Mirror Stratum, 1966, Robert Smithson, image via moma
Robert Smithson’s Mirror Stratum is a longtime favorite of mine. These crystalline and strata sculptures are like abstracted geological or topographical structures, which is awesome enough. But these mirror [there’s at least one Glass Stratum piece, too, and a glass-and-map Stratum] stacks have this material simplicity, like a found object, that I really like.
MoMA has one [above] that’s 44 decreasingly smaller square mirrors, the largest of which is 25.5 inches on a side, all stacked on a pedestal. MCA Chicago has one, too, I see, with 32 mirrors, which sits closer to the floor. And it looks a little beat. Let’s call it a patina.
But my favorite favorite Mirror Stratum, which I’ve only ever seen once, is not designed to sit on a pedestal, but on a desk. It’s an adorable little stack of 20 mirrors, just 8.5 inches square and 5 inches high, which looks like the top half of the larger, earlier versions.

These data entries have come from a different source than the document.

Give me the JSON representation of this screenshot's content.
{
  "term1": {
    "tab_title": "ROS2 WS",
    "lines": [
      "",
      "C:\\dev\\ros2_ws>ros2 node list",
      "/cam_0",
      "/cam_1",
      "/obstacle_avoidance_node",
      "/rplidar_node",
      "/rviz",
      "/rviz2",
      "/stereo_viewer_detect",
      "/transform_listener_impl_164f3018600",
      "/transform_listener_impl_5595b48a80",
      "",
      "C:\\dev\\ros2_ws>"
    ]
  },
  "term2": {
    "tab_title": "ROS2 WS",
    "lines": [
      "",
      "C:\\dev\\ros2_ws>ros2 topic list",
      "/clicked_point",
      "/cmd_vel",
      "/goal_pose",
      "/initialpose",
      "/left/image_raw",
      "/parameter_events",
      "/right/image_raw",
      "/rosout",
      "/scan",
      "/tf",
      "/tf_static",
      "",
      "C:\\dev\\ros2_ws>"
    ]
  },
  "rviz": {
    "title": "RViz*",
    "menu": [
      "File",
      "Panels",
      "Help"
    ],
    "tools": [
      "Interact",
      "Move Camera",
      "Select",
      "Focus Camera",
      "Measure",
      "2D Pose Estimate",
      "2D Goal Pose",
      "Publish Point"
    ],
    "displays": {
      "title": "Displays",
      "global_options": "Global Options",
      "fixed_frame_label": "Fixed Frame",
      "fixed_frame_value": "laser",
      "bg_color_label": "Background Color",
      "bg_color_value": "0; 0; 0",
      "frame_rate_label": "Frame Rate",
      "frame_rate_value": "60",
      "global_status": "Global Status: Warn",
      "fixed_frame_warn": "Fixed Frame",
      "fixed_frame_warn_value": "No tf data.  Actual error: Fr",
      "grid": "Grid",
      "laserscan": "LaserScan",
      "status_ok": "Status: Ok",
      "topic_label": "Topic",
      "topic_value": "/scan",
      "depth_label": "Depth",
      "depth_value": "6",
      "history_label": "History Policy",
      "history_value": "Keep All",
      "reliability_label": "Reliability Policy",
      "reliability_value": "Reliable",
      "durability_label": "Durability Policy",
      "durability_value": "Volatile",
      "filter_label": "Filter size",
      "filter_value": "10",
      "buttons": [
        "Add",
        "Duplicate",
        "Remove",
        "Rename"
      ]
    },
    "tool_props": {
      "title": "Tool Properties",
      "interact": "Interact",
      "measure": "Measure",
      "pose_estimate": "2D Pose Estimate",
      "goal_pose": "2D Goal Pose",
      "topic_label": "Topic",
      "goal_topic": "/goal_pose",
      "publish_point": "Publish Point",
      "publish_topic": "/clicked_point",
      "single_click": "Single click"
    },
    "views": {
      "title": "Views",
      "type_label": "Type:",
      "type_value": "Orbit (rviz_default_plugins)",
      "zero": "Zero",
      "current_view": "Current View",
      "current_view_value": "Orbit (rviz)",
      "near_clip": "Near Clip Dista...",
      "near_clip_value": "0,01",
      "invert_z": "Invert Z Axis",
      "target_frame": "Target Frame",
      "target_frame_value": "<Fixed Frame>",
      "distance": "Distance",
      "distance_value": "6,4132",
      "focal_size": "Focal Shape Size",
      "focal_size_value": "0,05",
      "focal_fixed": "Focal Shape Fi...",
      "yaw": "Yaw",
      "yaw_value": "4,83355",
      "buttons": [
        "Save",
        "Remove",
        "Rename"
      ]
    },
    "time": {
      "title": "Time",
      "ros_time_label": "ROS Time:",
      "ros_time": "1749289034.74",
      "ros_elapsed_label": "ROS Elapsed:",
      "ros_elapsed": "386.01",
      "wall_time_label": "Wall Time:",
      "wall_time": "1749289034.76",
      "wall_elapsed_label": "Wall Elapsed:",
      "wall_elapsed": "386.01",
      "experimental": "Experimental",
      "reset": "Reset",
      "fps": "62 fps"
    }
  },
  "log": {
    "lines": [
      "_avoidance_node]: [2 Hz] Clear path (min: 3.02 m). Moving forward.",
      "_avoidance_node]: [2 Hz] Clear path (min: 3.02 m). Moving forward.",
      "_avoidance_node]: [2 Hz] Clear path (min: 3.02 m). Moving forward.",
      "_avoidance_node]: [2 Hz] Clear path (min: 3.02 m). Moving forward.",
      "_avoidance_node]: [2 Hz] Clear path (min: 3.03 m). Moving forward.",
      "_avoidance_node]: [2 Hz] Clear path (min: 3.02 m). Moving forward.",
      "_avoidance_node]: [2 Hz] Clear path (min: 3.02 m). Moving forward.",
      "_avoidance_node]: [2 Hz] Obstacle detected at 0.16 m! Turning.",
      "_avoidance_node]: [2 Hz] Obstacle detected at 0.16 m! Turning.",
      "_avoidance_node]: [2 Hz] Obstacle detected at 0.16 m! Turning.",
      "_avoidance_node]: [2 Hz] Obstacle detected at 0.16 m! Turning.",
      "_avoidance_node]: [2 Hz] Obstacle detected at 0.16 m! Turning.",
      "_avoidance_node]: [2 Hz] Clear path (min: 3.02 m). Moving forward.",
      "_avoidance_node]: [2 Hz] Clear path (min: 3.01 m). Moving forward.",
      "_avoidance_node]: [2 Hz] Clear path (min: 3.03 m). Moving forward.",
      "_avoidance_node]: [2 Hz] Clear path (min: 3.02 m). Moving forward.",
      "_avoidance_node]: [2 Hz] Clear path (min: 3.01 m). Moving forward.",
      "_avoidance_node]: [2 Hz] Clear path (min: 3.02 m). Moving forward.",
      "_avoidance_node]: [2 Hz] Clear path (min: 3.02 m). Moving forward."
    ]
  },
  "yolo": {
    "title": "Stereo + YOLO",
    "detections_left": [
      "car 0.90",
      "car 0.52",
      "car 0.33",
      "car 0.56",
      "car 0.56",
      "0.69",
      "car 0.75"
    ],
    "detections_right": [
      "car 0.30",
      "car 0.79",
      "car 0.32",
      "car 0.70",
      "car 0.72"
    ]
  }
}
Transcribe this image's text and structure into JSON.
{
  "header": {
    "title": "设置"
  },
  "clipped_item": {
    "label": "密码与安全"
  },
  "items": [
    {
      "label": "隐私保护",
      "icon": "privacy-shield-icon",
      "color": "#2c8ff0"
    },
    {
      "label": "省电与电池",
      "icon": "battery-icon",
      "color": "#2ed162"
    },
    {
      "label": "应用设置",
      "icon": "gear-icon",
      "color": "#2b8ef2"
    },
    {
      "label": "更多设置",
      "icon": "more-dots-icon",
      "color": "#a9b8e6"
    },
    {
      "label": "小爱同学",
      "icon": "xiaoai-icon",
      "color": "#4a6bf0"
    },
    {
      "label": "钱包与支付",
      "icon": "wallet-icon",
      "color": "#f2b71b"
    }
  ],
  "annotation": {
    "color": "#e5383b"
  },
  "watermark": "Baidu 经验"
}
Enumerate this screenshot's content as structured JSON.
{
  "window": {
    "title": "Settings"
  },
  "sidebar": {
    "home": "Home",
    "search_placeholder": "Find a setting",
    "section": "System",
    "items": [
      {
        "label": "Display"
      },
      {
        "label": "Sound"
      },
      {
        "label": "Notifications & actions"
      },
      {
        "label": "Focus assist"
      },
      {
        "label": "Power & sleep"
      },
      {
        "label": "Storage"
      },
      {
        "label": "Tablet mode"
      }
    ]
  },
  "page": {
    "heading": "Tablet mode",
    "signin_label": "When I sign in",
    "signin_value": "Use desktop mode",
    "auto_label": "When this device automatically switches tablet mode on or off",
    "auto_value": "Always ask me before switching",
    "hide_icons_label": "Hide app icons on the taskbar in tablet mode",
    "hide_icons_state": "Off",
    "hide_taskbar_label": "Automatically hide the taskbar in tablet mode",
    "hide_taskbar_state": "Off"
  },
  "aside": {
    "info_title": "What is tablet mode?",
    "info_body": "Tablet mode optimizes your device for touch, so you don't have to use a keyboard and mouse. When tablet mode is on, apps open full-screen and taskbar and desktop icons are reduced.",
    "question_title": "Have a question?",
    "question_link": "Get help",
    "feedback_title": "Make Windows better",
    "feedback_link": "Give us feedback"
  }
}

And in the Jan/Feb 1968 issue of Art in America, I found a great ad for it. It was made by Multiples, Inc., Marian Goodman’s editions publisher, in a stated edition of 25. Though it’s not clear to me whether the entire edition was actually produced. One of these days I should check. What I do know, is that I wish I’d picked one up back when they were $125 [or an inflation-adjusted $808].